----- Data for processing -----

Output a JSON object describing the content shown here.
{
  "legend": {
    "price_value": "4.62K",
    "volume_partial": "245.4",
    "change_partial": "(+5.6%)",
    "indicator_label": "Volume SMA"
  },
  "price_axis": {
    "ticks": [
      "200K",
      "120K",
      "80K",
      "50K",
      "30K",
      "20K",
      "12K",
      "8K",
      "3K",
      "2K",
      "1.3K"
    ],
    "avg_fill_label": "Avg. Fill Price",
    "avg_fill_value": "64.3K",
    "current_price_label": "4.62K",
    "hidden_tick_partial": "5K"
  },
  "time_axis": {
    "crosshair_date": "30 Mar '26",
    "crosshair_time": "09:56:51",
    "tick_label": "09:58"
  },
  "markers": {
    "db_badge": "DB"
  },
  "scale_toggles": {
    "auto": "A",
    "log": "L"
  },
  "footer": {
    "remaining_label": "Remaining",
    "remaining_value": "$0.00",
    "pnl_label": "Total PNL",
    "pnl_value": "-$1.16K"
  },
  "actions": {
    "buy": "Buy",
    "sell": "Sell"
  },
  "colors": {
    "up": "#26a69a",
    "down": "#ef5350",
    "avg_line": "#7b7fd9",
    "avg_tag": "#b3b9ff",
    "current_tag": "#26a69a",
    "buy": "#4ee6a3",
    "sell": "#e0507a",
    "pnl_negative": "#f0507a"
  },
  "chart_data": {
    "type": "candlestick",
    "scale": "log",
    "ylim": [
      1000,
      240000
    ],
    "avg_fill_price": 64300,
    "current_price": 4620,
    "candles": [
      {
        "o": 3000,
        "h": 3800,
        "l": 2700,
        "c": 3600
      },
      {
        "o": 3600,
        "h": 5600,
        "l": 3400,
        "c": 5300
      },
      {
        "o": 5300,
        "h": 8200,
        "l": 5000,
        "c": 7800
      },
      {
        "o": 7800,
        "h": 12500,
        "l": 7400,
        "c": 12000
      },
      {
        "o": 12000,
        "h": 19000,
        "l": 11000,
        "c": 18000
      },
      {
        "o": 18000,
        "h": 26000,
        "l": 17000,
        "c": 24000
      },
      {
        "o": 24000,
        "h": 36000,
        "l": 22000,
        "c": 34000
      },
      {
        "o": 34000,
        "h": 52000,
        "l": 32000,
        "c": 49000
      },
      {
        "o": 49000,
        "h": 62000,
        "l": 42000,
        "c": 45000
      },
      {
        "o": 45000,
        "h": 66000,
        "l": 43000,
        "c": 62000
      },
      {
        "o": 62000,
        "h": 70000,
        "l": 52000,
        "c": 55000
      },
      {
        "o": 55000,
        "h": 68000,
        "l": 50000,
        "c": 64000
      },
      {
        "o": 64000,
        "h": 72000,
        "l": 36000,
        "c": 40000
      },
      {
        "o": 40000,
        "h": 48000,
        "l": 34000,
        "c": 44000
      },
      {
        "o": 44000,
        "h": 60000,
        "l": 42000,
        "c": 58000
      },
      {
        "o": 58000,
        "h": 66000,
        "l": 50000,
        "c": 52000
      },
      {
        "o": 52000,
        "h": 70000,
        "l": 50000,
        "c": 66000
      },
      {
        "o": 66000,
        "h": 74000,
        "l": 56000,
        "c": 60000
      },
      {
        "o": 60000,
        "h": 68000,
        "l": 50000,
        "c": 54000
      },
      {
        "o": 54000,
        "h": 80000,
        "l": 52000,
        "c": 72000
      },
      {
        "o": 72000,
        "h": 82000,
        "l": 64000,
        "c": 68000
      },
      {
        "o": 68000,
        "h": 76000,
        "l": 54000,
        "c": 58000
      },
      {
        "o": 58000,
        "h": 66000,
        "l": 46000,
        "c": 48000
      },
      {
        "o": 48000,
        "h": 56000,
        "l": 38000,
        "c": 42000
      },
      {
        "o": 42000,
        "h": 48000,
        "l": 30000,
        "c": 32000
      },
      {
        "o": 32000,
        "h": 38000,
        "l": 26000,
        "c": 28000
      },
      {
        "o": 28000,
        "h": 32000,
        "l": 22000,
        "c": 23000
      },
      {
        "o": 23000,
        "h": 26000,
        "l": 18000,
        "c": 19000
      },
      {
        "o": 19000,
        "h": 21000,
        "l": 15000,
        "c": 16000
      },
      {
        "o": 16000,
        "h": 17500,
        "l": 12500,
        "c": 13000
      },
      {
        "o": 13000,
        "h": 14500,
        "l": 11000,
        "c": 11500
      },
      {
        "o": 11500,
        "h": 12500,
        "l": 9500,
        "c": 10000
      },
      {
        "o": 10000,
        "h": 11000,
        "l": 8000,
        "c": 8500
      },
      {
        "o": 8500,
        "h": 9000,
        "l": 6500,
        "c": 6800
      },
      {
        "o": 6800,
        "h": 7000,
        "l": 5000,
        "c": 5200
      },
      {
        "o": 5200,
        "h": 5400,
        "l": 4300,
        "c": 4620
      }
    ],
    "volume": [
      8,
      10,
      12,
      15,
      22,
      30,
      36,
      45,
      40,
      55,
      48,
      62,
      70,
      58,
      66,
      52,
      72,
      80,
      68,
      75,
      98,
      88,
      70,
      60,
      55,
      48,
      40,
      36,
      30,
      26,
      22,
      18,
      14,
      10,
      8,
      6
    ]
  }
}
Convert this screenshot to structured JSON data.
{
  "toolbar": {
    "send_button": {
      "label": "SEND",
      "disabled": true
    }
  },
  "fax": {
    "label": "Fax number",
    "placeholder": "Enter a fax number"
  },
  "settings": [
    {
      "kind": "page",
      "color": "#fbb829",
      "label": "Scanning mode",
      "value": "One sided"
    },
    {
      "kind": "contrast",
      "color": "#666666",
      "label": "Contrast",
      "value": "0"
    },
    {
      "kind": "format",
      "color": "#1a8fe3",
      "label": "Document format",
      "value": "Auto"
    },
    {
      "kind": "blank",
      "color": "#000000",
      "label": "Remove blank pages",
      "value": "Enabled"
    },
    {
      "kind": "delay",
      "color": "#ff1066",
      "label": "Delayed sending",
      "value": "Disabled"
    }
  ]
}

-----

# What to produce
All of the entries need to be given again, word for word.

# Solved problem
Output a JSON object describing the content shown here.
{
  "legend": {
    "price_value": "4.62K",
    "volume_partial": "245.4",
    "change_partial": "(+5.6%)",
    "indicator_label": "Volume SMA"
  },
  "price_axis": {
    "ticks": [
      "200K",
      "120K",
      "80K",
      "50K",
      "30K",
      "20K",
      "12K",
      "8K",
      "3K",
      "2K",
      "1.3K"
    ],
    "avg_fill_label": "Avg. Fill Price",
    "avg_fill_value": "64.3K",
    "current_price_label": "4.62K",
    "hidden_tick_partial": "5K"
  },
  "time_axis": {
    "crosshair_date": "30 Mar '26",
    "crosshair_time": "09:56:51",
    "tick_label": "09:58"
  },
  "markers": {
    "db_badge": "DB"
  },
  "scale_toggles": {
    "auto": "A",
    "log": "L"
  },
  "footer": {
    "remaining_label": "Remaining",
    "remaining_value": "$0.00",
    "pnl_label": "Total PNL",
    "pnl_value": "-$1.16K"
  },
  "actions": {
    "buy": "Buy",
    "sell": "Sell"
  },
  "colors": {
    "up": "#26a69a",
    "down": "#ef5350",
    "avg_line": "#7b7fd9",
    "avg_tag": "#b3b9ff",
    "current_tag": "#26a69a",
    "buy": "#4ee6a3",
    "sell": "#e0507a",
    "pnl_negative": "#f0507a"
  },
  "chart_data": {
    "type": "candlestick",
    "scale": "log",
    "ylim": [
      1000,
      240000
    ],
    "avg_fill_price": 64300,
    "current_price": 4620,
    "candles": [
      {
        "o": 3000,
        "h": 3800,
        "l": 2700,
        "c": 3600
      },
      {
        "o": 3600,
        "h": 5600,
        "l": 3400,
        "c": 5300
      },
      {
        "o": 5300,
        "h": 8200,
        "l": 5000,
        "c": 7800
      },
      {
        "o": 7800,
        "h": 12500,
        "l": 7400,
        "c": 12000
      },
      {
        "o": 12000,
        "h": 19000,
        "l": 11000,
        "c": 18000
      },
      {
        "o": 18000,
        "h": 26000,
        "l": 17000,
        "c": 24000
      },
      {
        "o": 24000,
        "h": 36000,
        "l": 22000,
        "c": 34000
      },
      {
        "o": 34000,
        "h": 52000,
        "l": 32000,
        "c": 49000
      },
      {
        "o": 49000,
        "h": 62000,
        "l": 42000,
        "c": 45000
      },
      {
        "o": 45000,
        "h": 66000,
        "l": 43000,
        "c": 62000
      },
      {
        "o": 62000,
        "h": 70000,
        "l": 52000,
        "c": 55000
      },
      {
        "o": 55000,
        "h": 68000,
        "l": 50000,
        "c": 64000
      },
      {
        "o": 64000,
        "h": 72000,
        "l": 36000,
        "c": 40000
      },
      {
        "o": 40000,
        "h": 48000,
        "l": 34000,
        "c": 44000
      },
      {
        "o": 44000,
        "h": 60000,
        "l": 42000,
        "c": 58000
      },
      {
        "o": 58000,
        "h": 66000,
        "l": 50000,
        "c": 52000
      },
      {
        "o": 52000,
        "h": 70000,
        "l": 50000,
        "c": 66000
      },
      {
        "o": 66000,
        "h": 74000,
        "l": 56000,
        "c": 60000
      },
      {
        "o": 60000,
        "h": 68000,
        "l": 50000,
        "c": 54000
      },
      {
        "o": 54000,
        "h": 80000,
        "l": 52000,
        "c": 72000
      },
      {
        "o": 72000,
        "h": 82000,
        "l": 64000,
        "c": 68000
      },
      {
        "o": 68000,
        "h": 76000,
        "l": 54000,
        "c": 58000
      },
      {
        "o": 58000,
        "h": 66000,
        "l": 46000,
        "c": 48000
      },
      {
        "o": 48000,
        "h": 56000,
        "l": 38000,
        "c": 42000
      },
      {
        "o": 42000,
        "h": 48000,
        "l": 30000,
        "c": 32000
      },
      {
        "o": 32000,
        "h": 38000,
        "l": 26000,
        "c": 28000
      },
      {
        "o": 28000,
        "h": 32000,
        "l": 22000,
        "c": 23000
      },
      {
        "o": 23000,
        "h": 26000,
        "l": 18000,
        "c": 19000
      },
      {
        "o": 19000,
        "h": 21000,
        "l": 15000,
        "c": 16000
      },
      {
        "o": 16000,
        "h": 17500,
        "l": 12500,
        "c": 13000
      },
      {
        "o": 13000,
        "h": 14500,
        "l": 11000,
        "c": 11500
      },
      {
        "o": 11500,
        "h": 12500,
        "l": 9500,
        "c": 10000
      },
      {
        "o": 10000,
        "h": 11000,
        "l": 8000,
        "c": 8500
      },
      {
        "o": 8500,
        "h": 9000,
        "l": 6500,
        "c": 6800
      },
      {
        "o": 6800,
        "h": 7000,
        "l": 5000,
        "c": 5200
      },
      {
        "o": 5200,
        "h": 5400,
        "l": 4300,
        "c": 4620
      }
    ],
    "volume": [
      8,
      10,
      12,
      15,
      22,
      30,
      36,
      45,
      40,
      55,
      48,
      62,
      70,
      58,
      66,
      52,
      72,
      80,
      68,
      75,
      98,
      88,
      70,
      60,
      55,
      48,
      40,
      36,
      30,
      26,
      22,
      18,
      14,
      10,
      8,
      6
    ]
  }
}
Convert this screenshot to structured JSON data.
{
  "toolbar": {
    "send_button": {
      "label": "SEND",
      "disabled": true
    }
  },
  "fax": {
    "label": "Fax number",
    "placeholder": "Enter a fax number"
  },
  "settings": [
    {
      "kind": "page",
      "color": "#fbb829",
      "label": "Scanning mode",
      "value": "One sided"
    },
    {
      "kind": "contrast",
      "color": "#666666",
      "label": "Contrast",
      "value": "0"
    },
    {
      "kind": "format",
      "color": "#1a8fe3",
      "label": "Document format",
      "value": "Auto"
    },
    {
      "kind": "blank",
      "color": "#000000",
      "label": "Remove blank pages",
      "value": "Enabled"
    },
    {
      "kind": "delay",
      "color": "#ff1066",
      "label": "Delayed sending",
      "value": "Disabled"
    }
  ]
}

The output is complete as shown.